### WHAT YOU ARE ASKED TO DO
Each line that contains "스타일리스트" needs to be copied from the listing.
*** Opening of SUPPLIED RECORDS ***
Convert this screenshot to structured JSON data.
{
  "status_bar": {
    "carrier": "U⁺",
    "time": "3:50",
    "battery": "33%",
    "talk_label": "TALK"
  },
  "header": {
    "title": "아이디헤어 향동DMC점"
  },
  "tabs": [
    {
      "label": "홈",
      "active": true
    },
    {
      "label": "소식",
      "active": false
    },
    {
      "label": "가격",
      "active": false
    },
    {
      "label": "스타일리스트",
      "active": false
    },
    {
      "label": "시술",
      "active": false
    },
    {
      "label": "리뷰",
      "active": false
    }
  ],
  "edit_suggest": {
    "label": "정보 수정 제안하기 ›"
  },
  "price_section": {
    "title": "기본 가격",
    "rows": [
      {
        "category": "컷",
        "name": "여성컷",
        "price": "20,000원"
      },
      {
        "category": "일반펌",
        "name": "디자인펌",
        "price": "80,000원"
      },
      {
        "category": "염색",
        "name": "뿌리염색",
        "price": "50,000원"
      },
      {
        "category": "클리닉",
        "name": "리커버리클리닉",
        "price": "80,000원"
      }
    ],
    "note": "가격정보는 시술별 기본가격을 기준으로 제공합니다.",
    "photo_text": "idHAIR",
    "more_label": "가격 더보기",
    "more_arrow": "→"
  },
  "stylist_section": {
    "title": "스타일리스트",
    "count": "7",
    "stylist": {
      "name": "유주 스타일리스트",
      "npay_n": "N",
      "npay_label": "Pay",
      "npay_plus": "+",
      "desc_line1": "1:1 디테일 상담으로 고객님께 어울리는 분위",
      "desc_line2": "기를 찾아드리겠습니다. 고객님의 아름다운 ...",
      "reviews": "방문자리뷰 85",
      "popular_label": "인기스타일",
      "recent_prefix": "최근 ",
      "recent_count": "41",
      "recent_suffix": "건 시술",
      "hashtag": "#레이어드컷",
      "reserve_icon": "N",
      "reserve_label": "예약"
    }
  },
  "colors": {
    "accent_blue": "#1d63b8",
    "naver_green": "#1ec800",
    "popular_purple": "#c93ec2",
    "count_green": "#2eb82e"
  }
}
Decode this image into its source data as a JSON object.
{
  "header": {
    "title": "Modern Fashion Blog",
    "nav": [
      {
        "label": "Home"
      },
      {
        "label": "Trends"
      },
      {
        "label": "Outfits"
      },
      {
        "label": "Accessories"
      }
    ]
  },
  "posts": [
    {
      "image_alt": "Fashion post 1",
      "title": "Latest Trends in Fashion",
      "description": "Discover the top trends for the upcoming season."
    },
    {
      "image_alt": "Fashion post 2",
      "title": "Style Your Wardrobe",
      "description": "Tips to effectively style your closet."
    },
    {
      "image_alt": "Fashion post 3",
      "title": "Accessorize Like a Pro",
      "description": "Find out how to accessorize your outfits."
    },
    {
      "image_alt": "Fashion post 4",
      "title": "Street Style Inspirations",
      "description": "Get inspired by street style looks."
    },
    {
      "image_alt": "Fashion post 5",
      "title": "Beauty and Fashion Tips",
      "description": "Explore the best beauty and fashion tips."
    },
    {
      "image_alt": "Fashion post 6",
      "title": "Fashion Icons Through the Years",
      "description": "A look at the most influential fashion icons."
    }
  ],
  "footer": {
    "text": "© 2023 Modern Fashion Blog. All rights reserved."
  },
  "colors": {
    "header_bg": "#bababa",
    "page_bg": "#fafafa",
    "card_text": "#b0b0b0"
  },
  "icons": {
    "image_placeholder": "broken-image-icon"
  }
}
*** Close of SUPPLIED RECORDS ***
### SOLUTION TO THIS EXERCISE
      "label": "스타일리스트",
    "title": "스타일리스트",
      "name": "유주 스타일리스트",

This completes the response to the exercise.